WORK INSTRUCTIONS: Your copy should match the entries exactly, except that it holds no pictures.

(Data about app and page elements)
------------------------------

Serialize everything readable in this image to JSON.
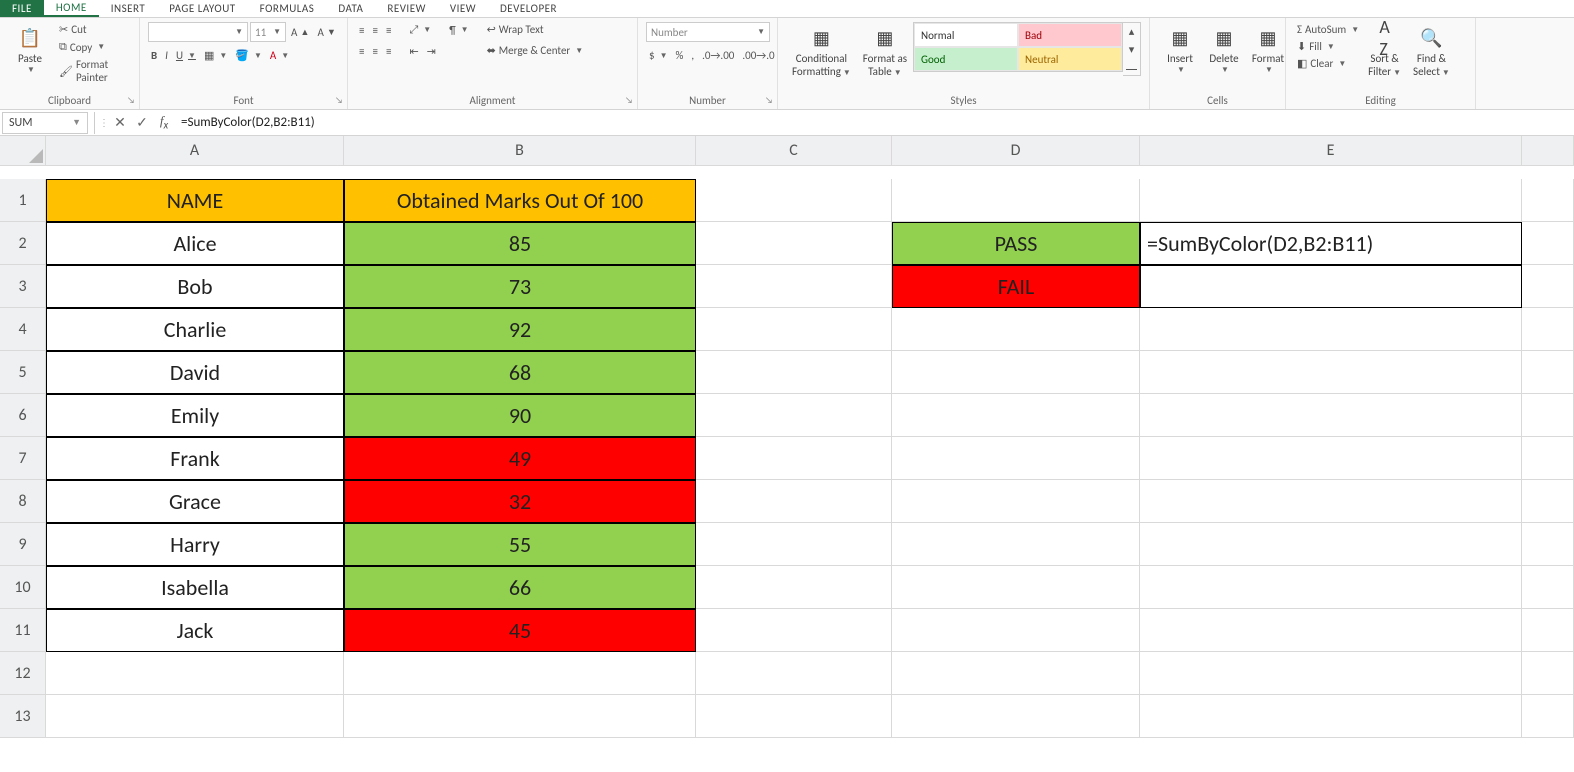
{
  "tabs": {
    "file": "FILE",
    "home": "HOME",
    "insert": "INSERT",
    "page_layout": "PAGE LAYOUT",
    "formulas": "FORMULAS",
    "data": "DATA",
    "review": "REVIEW",
    "view": "VIEW",
    "developer": "DEVELOPER"
  },
  "clipboard": {
    "paste": "Paste",
    "cut": "Cut",
    "copy": "Copy",
    "format_painter": "Format Painter",
    "label": "Clipboard"
  },
  "font": {
    "size": "11",
    "bold": "B",
    "italic": "I",
    "underline": "U",
    "label": "Font"
  },
  "alignment": {
    "wrap": "Wrap Text",
    "merge": "Merge & Center",
    "label": "Alignment"
  },
  "number": {
    "format": "Number",
    "label": "Number"
  },
  "styles": {
    "cond": "Conditional",
    "cond2": "Formatting",
    "fmt_table": "Format as",
    "fmt_table2": "Table",
    "normal": "Normal",
    "bad": "Bad",
    "good": "Good",
    "neutral": "Neutral",
    "label": "Styles"
  },
  "cells": {
    "insert": "Insert",
    "delete": "Delete",
    "format": "Format",
    "label": "Cells"
  },
  "editing": {
    "autosum": "AutoSum",
    "fill": "Fill",
    "clear": "Clear",
    "sort": "Sort &",
    "sort2": "Filter",
    "find": "Find &",
    "find2": "Select",
    "label": "Editing"
  },
  "name_box": "SUM",
  "formula": "=SumByColor(D2,B2:B11)",
  "cols": [
    "A",
    "B",
    "C",
    "D",
    "E"
  ],
  "rows": [
    "1",
    "2",
    "3",
    "4",
    "5",
    "6",
    "7",
    "8",
    "9",
    "10",
    "11",
    "12",
    "13"
  ],
  "headers": {
    "name": "NAME",
    "marks": "Obtained Marks Out Of 100"
  },
  "students": [
    {
      "name": "Alice",
      "mark": "85",
      "color": "green"
    },
    {
      "name": "Bob",
      "mark": "73",
      "color": "green"
    },
    {
      "name": "Charlie",
      "mark": "92",
      "color": "green"
    },
    {
      "name": "David",
      "mark": "68",
      "color": "green"
    },
    {
      "name": "Emily",
      "mark": "90",
      "color": "green"
    },
    {
      "name": "Frank",
      "mark": "49",
      "color": "red"
    },
    {
      "name": "Grace",
      "mark": "32",
      "color": "red"
    },
    {
      "name": "Harry",
      "mark": "55",
      "color": "green"
    },
    {
      "name": "Isabella",
      "mark": "66",
      "color": "green"
    },
    {
      "name": "Jack",
      "mark": "45",
      "color": "red"
    }
  ],
  "d2": "PASS",
  "d3": "FAIL",
  "e2": "=SumByColor(D2,B2:B11)"
}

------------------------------

YOUR SOLUTION:
Serialize everything readable in this image to JSON.
{
  "tabs": {
    "file": "FILE",
    "home": "HOME",
    "insert": "INSERT",
    "page_layout": "PAGE LAYOUT",
    "formulas": "FORMULAS",
    "data": "DATA",
    "review": "REVIEW",
    "view": "VIEW",
    "developer": "DEVELOPER"
  },
  "clipboard": {
    "paste": "Paste",
    "cut": "Cut",
    "copy": "Copy",
    "format_painter": "Format Painter",
    "label": "Clipboard"
  },
  "font": {
    "size": "11",
    "bold": "B",
    "italic": "I",
    "underline": "U",
    "label": "Font"
  },
  "alignment": {
    "wrap": "Wrap Text",
    "merge": "Merge & Center",
    "label": "Alignment"
  },
  "number": {
    "format": "Number",
    "label": "Number"
  },
  "styles": {
    "cond": "Conditional",
    "cond2": "Formatting",
    "fmt_table": "Format as",
    "fmt_table2": "Table",
    "normal": "Normal",
    "bad": "Bad",
    "good": "Good",
    "neutral": "Neutral",
    "label": "Styles"
  },
  "cells": {
    "insert": "Insert",
    "delete": "Delete",
    "format": "Format",
    "label": "Cells"
  },
  "editing": {
    "autosum": "AutoSum",
    "fill": "Fill",
    "clear": "Clear",
    "sort": "Sort &",
    "sort2": "Filter",
    "find": "Find &",
    "find2": "Select",
    "label": "Editing"
  },
  "name_box": "SUM",
  "formula": "=SumByColor(D2,B2:B11)",
  "cols": [
    "A",
    "B",
    "C",
    "D",
    "E"
  ],
  "rows": [
    "1",
    "2",
    "3",
    "4",
    "5",
    "6",
    "7",
    "8",
    "9",
    "10",
    "11",
    "12",
    "13"
  ],
  "headers": {
    "name": "NAME",
    "marks": "Obtained Marks Out Of 100"
  },
  "students": [
    {
      "name": "Alice",
      "mark": "85",
      "color": "green"
    },
    {
      "name": "Bob",
      "mark": "73",
      "color": "green"
    },
    {
      "name": "Charlie",
      "mark": "92",
      "color": "green"
    },
    {
      "name": "David",
      "mark": "68",
      "color": "green"
    },
    {
      "name": "Emily",
      "mark": "90",
      "color": "green"
    },
    {
      "name": "Frank",
      "mark": "49",
      "color": "red"
    },
    {
      "name": "Grace",
      "mark": "32",
      "color": "red"
    },
    {
      "name": "Harry",
      "mark": "55",
      "color": "green"
    },
    {
      "name": "Isabella",
      "mark": "66",
      "color": "green"
    },
    {
      "name": "Jack",
      "mark": "45",
      "color": "red"
    }
  ],
  "d2": "PASS",
  "d3": "FAIL",
  "e2": "=SumByColor(D2,B2:B11)"
}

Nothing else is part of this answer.